Create big value for little cost to your game
Game modifiers are the easiest way to transform your title for as many players as possible. They can create fun where there was frustration. They can entice players to log additional hours for very little development time, and can also create a simple, zany kind of fun.
What are game modifiers? They are player facing choices which provide gameplay adjustments, bonuses, additional challenges or aesthetic additions.
Game modifiers improve the player’s gameplay experience in 2 major ways: they help to solve the problem of ‘challenge’ and they are a cheap way to infuse your game with replayability.
The most obvious example modifier that every gamer is aware of is of course difficulty settings. This allows players of different abilities to enjoy your title. Challenge is a contentious topic in games. As a developer It can be hard to balance content gating, the sense of player accomplishment, and ease of use, but when a player faces a wall in your game where they may simply quit the title forever if they don’t progress, having selectable difficulties feels like a no brainer. If you’re making a roguelike or Dark Souls style game, maybe you want to forgo a player difficulty selection, but think hard about not including it in your game in some capacity.

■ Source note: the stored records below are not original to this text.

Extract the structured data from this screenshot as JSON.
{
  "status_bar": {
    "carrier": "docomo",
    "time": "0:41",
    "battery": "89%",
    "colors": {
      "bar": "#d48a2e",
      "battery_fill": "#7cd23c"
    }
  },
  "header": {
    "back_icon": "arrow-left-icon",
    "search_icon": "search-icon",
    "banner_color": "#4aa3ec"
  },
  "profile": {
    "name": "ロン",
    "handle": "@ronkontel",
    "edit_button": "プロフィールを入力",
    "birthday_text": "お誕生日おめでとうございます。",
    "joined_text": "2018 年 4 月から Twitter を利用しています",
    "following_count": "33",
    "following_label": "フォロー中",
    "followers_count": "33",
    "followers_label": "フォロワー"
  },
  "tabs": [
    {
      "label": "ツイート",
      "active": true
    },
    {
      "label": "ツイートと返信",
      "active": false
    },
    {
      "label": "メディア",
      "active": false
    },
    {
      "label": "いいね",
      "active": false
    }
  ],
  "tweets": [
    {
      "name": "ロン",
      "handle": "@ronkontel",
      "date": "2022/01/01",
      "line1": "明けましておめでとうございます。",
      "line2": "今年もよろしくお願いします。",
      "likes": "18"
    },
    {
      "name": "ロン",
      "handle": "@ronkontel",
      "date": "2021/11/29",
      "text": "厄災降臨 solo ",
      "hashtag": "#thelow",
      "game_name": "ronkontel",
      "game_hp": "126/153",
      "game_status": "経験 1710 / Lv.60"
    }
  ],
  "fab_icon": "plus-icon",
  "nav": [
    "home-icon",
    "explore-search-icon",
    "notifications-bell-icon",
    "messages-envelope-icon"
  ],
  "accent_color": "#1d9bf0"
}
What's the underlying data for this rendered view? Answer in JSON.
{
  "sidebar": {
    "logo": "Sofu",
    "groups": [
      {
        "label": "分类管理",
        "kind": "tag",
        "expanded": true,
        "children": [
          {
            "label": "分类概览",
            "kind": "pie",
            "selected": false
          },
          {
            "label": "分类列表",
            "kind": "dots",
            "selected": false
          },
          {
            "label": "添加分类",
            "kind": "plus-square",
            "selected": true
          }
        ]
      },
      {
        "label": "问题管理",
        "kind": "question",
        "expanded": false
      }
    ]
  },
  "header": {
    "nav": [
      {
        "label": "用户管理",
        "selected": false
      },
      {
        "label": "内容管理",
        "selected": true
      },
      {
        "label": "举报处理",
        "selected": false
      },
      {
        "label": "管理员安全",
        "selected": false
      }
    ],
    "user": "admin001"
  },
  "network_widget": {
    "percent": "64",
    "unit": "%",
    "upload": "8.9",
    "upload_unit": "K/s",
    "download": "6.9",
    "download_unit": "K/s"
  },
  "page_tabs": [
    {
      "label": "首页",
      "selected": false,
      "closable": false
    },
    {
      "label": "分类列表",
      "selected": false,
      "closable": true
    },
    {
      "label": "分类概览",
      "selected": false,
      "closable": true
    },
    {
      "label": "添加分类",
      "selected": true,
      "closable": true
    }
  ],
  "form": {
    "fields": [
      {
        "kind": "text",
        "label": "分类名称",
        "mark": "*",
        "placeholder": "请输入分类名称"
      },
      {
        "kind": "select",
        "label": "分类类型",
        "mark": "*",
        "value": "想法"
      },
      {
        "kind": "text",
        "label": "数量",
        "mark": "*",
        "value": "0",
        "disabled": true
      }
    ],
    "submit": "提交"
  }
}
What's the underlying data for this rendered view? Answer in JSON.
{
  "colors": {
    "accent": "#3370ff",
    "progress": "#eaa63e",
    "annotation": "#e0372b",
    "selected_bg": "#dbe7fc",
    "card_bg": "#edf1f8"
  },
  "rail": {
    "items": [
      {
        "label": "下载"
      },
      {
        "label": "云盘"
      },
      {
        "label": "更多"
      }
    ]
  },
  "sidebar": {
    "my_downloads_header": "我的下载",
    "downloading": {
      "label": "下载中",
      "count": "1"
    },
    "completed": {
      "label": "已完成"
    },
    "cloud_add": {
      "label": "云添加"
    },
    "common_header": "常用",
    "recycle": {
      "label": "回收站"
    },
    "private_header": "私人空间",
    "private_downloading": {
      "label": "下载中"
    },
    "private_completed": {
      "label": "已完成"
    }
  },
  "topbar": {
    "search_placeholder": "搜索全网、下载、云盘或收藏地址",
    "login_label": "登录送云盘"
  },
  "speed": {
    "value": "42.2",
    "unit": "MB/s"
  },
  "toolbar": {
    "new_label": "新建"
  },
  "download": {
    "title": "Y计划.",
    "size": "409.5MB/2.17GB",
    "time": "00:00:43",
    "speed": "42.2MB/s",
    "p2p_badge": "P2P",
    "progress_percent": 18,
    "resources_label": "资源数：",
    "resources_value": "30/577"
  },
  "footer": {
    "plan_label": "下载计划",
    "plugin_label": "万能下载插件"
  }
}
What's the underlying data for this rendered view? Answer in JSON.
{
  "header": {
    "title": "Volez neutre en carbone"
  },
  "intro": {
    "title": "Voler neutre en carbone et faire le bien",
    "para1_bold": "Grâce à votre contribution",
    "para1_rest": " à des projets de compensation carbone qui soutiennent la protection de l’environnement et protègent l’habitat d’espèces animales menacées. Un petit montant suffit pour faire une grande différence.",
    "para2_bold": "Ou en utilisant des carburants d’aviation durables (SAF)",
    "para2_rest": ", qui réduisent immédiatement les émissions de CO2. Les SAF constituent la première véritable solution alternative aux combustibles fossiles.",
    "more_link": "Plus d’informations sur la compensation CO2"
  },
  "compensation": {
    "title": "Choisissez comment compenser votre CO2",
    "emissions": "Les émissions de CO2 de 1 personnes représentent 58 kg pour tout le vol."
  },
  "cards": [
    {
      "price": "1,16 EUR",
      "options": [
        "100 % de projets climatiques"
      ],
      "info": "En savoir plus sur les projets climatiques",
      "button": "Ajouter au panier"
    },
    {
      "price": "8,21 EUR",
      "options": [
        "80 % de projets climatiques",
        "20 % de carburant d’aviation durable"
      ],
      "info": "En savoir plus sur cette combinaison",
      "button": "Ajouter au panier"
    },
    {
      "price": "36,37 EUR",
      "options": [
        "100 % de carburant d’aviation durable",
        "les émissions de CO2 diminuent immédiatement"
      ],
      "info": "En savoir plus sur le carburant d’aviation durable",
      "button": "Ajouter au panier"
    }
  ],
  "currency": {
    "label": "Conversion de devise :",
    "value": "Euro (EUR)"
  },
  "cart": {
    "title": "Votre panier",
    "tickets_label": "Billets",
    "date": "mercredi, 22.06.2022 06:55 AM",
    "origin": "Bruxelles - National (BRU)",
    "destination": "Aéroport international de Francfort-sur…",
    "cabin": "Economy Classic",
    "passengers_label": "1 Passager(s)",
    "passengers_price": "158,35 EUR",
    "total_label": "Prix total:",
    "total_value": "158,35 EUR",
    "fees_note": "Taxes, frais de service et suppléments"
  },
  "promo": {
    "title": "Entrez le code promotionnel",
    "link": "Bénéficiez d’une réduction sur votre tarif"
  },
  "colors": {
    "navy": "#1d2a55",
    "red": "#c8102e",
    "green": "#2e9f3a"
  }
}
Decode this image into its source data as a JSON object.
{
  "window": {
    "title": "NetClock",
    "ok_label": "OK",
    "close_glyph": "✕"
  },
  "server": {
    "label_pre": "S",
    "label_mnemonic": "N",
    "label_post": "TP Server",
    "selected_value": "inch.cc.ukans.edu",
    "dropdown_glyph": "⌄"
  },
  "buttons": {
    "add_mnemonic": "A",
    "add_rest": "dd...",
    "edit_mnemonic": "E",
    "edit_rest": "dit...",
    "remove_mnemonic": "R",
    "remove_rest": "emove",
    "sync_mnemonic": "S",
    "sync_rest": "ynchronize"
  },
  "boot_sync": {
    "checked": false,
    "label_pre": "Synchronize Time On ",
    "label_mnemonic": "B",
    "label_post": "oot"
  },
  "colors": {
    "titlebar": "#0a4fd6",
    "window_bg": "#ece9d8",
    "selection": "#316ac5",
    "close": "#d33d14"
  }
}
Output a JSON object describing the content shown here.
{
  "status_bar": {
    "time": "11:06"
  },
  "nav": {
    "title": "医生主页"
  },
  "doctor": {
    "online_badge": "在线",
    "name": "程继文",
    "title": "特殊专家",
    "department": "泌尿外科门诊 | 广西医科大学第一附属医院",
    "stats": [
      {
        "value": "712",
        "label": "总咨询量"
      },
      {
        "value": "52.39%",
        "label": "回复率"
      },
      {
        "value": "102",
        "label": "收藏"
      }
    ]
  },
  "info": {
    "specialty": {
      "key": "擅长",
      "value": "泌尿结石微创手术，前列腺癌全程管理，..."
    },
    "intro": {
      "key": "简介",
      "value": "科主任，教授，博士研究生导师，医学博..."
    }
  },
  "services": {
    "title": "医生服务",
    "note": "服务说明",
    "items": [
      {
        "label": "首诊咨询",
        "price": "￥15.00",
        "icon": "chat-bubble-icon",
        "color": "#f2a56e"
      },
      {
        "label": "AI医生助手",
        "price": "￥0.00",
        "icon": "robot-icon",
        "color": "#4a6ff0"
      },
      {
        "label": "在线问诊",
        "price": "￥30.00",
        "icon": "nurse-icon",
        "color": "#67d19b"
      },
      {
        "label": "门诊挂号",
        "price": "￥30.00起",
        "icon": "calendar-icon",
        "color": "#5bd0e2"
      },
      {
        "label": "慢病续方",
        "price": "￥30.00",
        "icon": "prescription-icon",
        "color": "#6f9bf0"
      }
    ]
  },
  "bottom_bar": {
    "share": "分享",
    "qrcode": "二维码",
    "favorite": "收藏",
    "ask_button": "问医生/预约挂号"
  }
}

Some game offer dynamic difficulty that is modulated in some way by the player progression, or how well they are playing. I would suggest still considering selectable difficulties to offer the player more control over their experience.
One of the best things about difficulty settings is their potential for inexpensive cost. Changing a few numbers on a spreadsheet can create an entirely different experience for the player. Big AAA releases may take additional steps to further accentuate the difficulty differences (additional enemies, or types, additional objects, etc), often difficulty systems can be boiled down into simply number tuning. Cheap, easy to change and great for the player.
One game that has fully embraced modifiers (and not just difficulty settings) as a game mechanic is the Halo franchise. It’s Skulls (introduced in Halo 2) provide additional, unique challenges for players when switched on. They are an excellent example of modifiers because they they touch so many player inputs, and game outputs.
Scattered across the game’s levels, Skulls need to be found first before they can activated. This challenges a player’s curiosity, their 3 dimensional spatial understanding, and often their mastery over the game’s exploration mechanics (primarily jumping and crouching). Once activated, these Skulls often provide much higher levels of difficulty for the player, (e.g. All NPC’s health is doubled) and additional score multiplier rewards, providing a solid risk/reward incentive. They often challenge the player’s mastery over the base control and shooting mechanics, but also request them to play in a specific style to be successful (e.g. No auto-shield regeneration. Only melee attacks cause shields to recharge). This helps the player understand the depth and value of your core mechanics. If they’re good players will truly appreciate them with modifiers.
The Whimsy of Uncharted 4
Modifiers don’t need to be anything other than a whimsical addition. ‘Big head mode’ has been featured in many games and will continue to fuel our love of all things disproportionate.
Recently, Uncharted 4 has created an impressive list of aesthetic (and gameplay focused additions) that can be combined to hilarious and unique effect.
Modifiers – an amazing return on investment
As game developers we spend a lot of time balancing the game through many different methods for the perfect player experience. Providing the player the tools to modify the experience to their liking can be scary for us, but can provide so much value to the player: they should never be ignored. Especially if your modifiers are damage or health values (of the player’s avatar or NPC enemies) they can be an extremely inexpensive way to achiever a variety of results in your title, appeal to more people who want a different challenge experience, or simply want to explore your title in surprising ways.